Abdul-Jabbar was one of several all-time greats to visit the UAE capital to watch the two-game series between the Dallas Mavericks and Minnesota Timberwolves at the Etihad Arena in October.

The former Los Angeles Lakers star, whose record as the NBA’s all-time leading scorer was broken by LeBron James in the 2022/23 season, told The National that Abu Dhabi’s multi-year deal with the NBA can have a “very serious impact on basketball in the Middle East”.

“Because the way that the world is connected now, through the internet, is going to make it possible for fans here in the Middle East to tune in when your favourite team plays,” said Abdul-Jabbar. “And that goes across the board.

“I think that interconnectivity will definitely affect fan viewership, helping it to spread.”

Abdul-Jabber, a six-time NBA champion and MVP who scored 38,387 point over his 21-year career, is widely considered to be one of the greatest to ever play the game.

But the former UCLA star is not interested in entering the debate about who is history’s greatest player.

“I think there are a lot of players that belong in the conversation of who's the greatest of all time, but until we can get them out there and play them against each other one-on-one, we're not going to find that out,” he said.

“People come in and say who's better, you or LeBron or Oscar Robertson? And I asked them if they ever heard of [Nat] Sweetwater Clifton. They don't even know who Sweetwater Clifton was.

“People have a limited perspective. And I think that that's the thing. We just can't compare players of one era to another. But we can appreciate all of them.”

Abdul-Jabbar was joined in Abu Dhabi by the likes of former Boston Celtics star Ray Allen, Houston Rockets’ title-winning point guard Kenny Smith.

Allen hit 2,973 three-pointers in his NBA career – more than anyone other than Stephen Curry. He also hit one of the biggest shots in NBA history.

With his Miami Heat down three points to the San Antonio Spurs and facing elimination in Game 6 of the NBA Finals in 2013, his three-pointer tied the game, allowing the Heat to win in overtime.

He said he did not know the shot was going in.

“I never count my chickens before they hatch,” he said. “Every time I shoot the ball, I have to see it go through the hoop.
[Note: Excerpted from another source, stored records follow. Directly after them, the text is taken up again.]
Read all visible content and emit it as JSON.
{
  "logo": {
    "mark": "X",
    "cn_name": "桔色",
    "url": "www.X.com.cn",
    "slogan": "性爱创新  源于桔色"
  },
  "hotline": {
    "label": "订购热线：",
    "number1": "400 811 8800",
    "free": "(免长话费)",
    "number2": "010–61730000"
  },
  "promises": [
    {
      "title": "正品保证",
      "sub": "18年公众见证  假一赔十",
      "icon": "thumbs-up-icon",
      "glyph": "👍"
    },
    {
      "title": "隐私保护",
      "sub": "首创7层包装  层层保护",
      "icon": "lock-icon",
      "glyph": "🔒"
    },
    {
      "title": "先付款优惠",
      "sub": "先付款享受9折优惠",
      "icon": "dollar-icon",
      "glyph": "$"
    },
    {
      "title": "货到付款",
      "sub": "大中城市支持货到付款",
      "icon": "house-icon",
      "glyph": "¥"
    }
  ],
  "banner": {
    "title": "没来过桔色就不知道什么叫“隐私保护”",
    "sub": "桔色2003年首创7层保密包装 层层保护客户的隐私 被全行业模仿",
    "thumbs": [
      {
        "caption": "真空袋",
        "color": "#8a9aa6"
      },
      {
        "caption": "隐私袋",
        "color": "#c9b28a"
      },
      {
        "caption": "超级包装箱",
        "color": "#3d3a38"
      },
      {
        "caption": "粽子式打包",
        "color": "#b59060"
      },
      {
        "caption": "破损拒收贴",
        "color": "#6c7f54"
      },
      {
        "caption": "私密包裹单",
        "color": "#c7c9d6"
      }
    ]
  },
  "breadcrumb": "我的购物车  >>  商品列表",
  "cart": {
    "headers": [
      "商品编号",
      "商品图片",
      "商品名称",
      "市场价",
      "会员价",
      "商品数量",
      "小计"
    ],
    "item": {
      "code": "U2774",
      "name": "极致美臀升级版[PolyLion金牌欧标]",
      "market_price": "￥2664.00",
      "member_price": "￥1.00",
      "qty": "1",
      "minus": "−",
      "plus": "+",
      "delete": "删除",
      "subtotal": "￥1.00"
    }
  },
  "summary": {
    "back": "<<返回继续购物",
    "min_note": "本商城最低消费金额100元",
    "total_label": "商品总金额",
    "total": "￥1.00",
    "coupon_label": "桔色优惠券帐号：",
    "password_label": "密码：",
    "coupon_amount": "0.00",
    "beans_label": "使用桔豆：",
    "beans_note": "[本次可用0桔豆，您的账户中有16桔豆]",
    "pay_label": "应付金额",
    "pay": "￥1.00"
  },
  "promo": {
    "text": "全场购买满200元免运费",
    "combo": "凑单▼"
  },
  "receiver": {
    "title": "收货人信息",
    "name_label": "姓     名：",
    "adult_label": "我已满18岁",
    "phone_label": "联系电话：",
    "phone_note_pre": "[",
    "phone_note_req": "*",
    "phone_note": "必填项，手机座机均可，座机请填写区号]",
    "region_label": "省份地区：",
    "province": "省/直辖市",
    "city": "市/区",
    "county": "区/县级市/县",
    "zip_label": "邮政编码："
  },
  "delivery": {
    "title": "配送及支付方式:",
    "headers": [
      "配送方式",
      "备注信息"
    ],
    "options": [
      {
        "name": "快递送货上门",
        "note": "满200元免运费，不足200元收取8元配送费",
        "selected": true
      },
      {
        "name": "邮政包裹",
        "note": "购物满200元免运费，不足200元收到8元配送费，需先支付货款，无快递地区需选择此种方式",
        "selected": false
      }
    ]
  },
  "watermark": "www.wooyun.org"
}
I have no arrogance when it comes to shooting.

“So that shot was like, you pray, you know, you see it. When I left my fingers it felt weird. It felt short. It all happened in slow motion.”

With Allen and the NBA legends at courtside, Minnesota, featuring French centre Rudy Gobert, won both games in the UAE against Dallas and their Slovenian star Luka Doncic.

Former Rocket Smith, now an award-winning broadcaster, said global interest has changed the NBA for the better.

“The best players in the world aren't all from America,” he said.

“[NBA stars] Giannis Antetokounmpo (Greece), Nicola Jokic (Serbia), Joel Embiid (Cameroon), Rudy Gobert. They're from all over the place, everywhere.”

With 10,000 boys and girls participating in the NBA’s schools programmes in Abu Dhabi, the NBA hopes to find its next star among the Middle East’s top young talent.

Smith said that coaching is what helped basketball become a truly international game.

“The global game has changed, particularly because of the coaching,” said Smith. “The coaches when they started back in the 90s, they were doing basketball clinics over here and they would come over and teach the game.

"So they are the pioneers of why the game is global. It's not the players or the Dream Team. It's the coaches.”

Updated: October 11, 2023, 5:16 AM